5 Ways to Remember Anything


Learning a new skill is a daunting task.  It’s something that takes time, effort, and hard work.  For some people it’s easy (like those with a photographic memory), but for others, it’s a very difficult and stressful process.

The fact is, it isn’t just about recall; it is about changing the dynamics of how we learn, to build flexibility into our learning methods.  For those out there that consider themselves “quick learners,” here at 5 methods you should use if you are struggling with that new skill or task.

Repetition

A short but effective sentence to remember is, “repetition leads to mastery.”  The more you practice the skill, the better you will become.  Bruce Lee once said, “I fear not the man who has practiced 10,000 kicks once, but I fear the man who has practiced one kick 10,000 times.”  For example, here at Sharn, our welders had to practice their skill of MIG and TIG welding, and still sometimes make mistakes.  But, that’s why we have welding interns here for them to make those mistakes in the field, learn from them, and then keep practicing until it becomes mastered.

repetition-poster

Focus

A lot of times we are unable to focus due to distractions in our environment such as social media, multi-tasking, and working in an open-concept office.  According to Time.com, us humans now lose concentration after 8 around seconds (goldfish have can sustain around 9….)

Yet focus is what is required to fully understand and absorb any subject.  Steve Jobs had a great quote that relates to focusing.  He said, “people think focus means saying yes to the thing you’ve got to focus on. But that’s not what it means at all.  It means saying no to the hundred other good ideas that there are. You have to pick carefully.”

Blurred text with a focus on success

Context and Detail

The key is to look at the big picture first.  A good example of this is when reading a book, it’s a great idea to read the table of content first so you get a sense for where the overall context is headed. If you start too early on the details, you’ll miss the context of the whole, miss details altogether, and understand only the superficial. All in all, context and depth equals surface and depth.

keep-calm-and-look-at-the-bigger-picture-4

Relationship

Learning the context and detail gives a sense of relationships among the information., which is very important for retained learning.  A great example given for this is when card players recall the order that the cards are in by creating a story to go with the faces on the card. This is called creating a relationship with the cards.  Building relationships across the themes you’re studying is one of the best ways to accelerate and retain learning.

making-connections-2-tagxedo

Pace

Pace puts us under different types of pressure and because of this, we adjust our learning methods.  Putting ourselves through this variability builds our capacity, much in the same way that a long distance runner may do hill sprints to work on his or her overall fitness.  A great exercise to practice pace is when you’re practicing for a speech.  When you’re on the last round of practicing, try saying the speech two times fast so it makes your brain retain the information easier.
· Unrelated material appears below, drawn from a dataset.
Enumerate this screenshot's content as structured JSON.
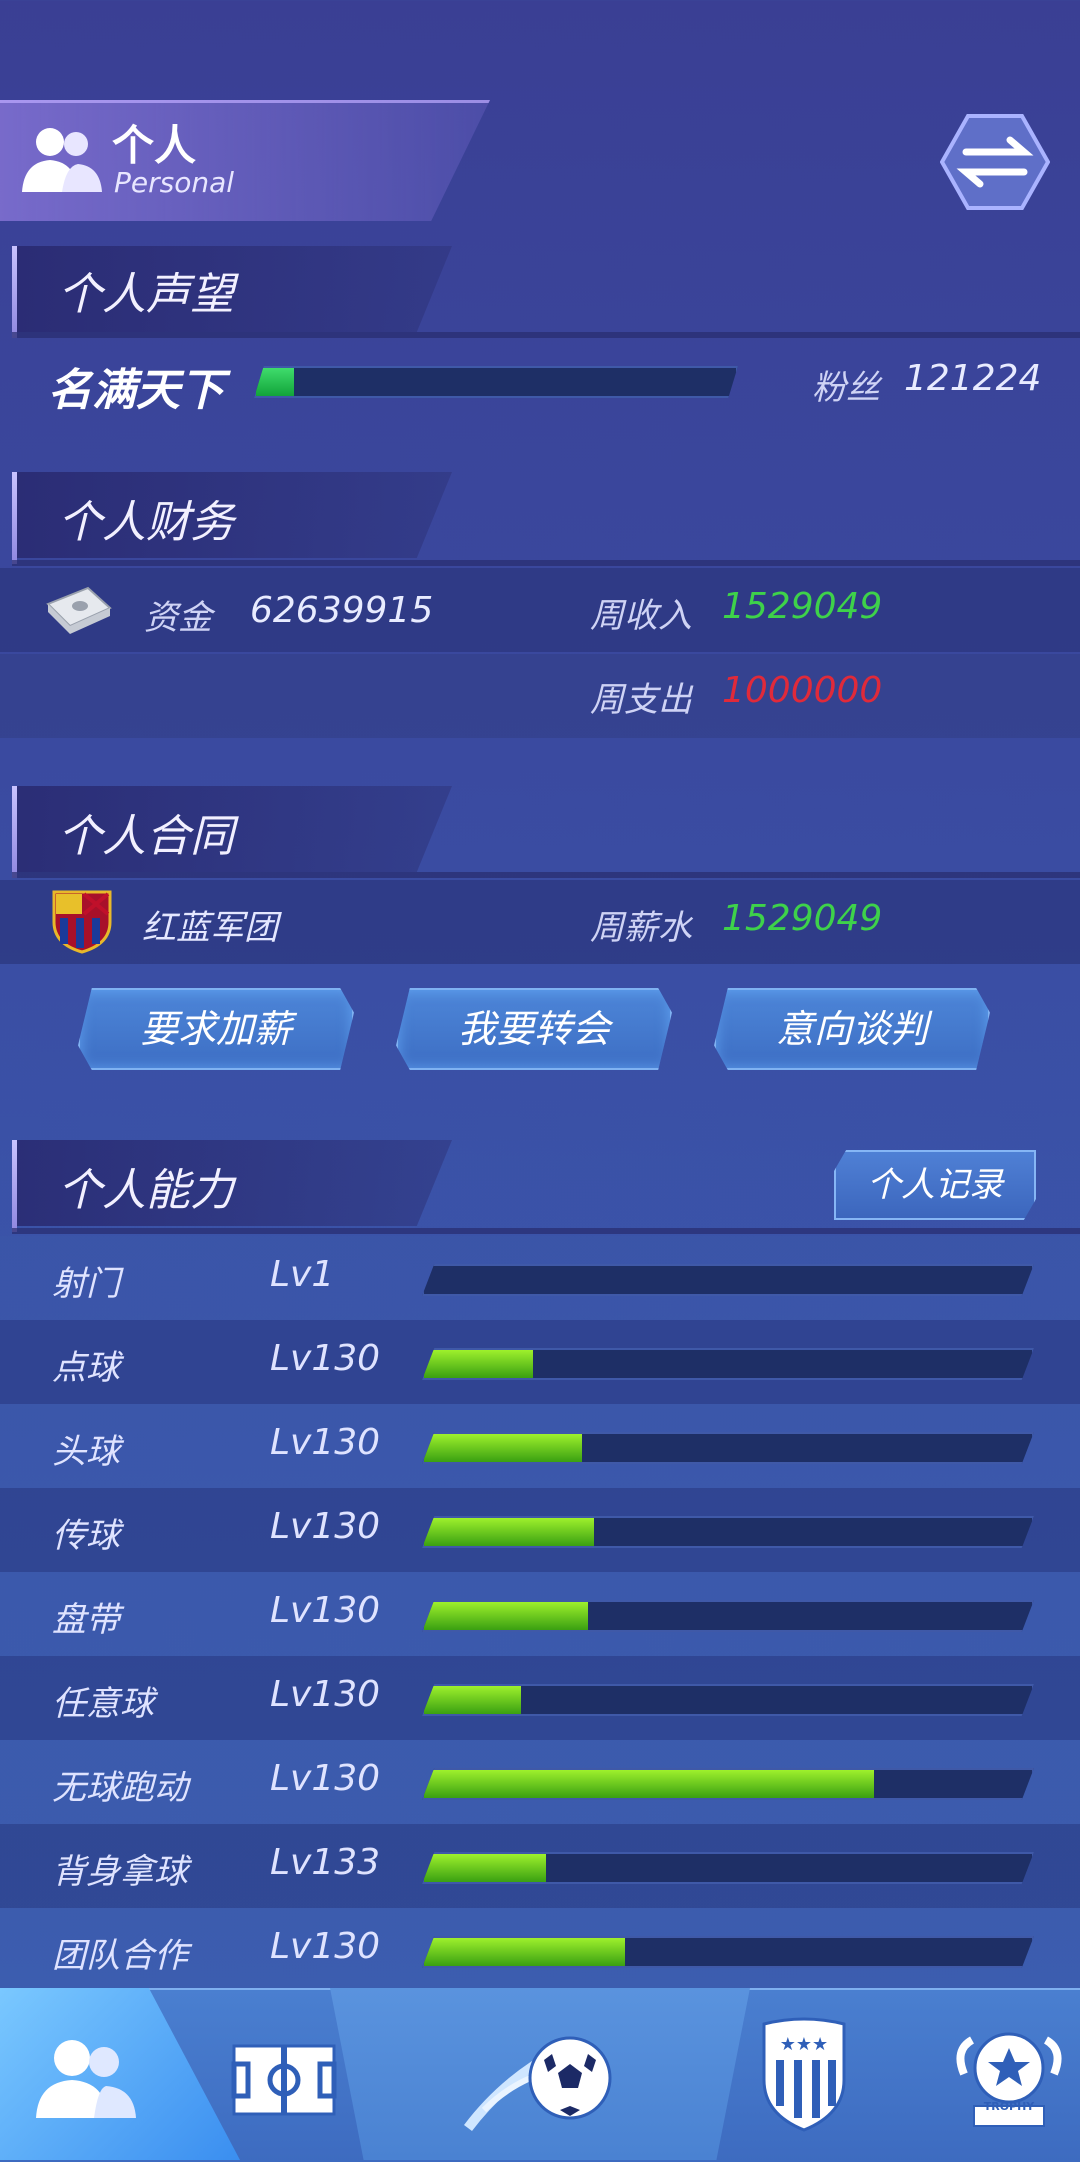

This way when you’ve got the speech memorized at double speed, it will be less stressful to remember at normal speed

exerciseselfcontrol

Working here at Sharn, we find ourselves practicing these five important methods of learning new skills.  When we speak with customers, it is very important that we look at the big picture and make sure we get every context and detail precise, keep up the pace, maintain relationships, and focus.

For more information on our products and services, check out our website at http://www.sharndisplays.com or give us a call at 815-464-9715.

SharnLogoAddress2010

Sources:

http://time.com/3858309/attention-spans-goldfish/

http://www.businessinsider.com/strategies-for-remembering-everything-you-learn-2014-8

Advertisements

Leave a Reply

Fill in your details below or click an icon to log in:

WordPress.com Logo

You are commenting using your WordPress.com account. Log Out / Change )

Twitter picture

You are commenting using your Twitter account. Log Out / Change )

Facebook photo

You are commenting using your Facebook account. Log Out / Change )

Google+ photo

You are commenting using your Google+ account. Log Out / Change )

Connecting to %s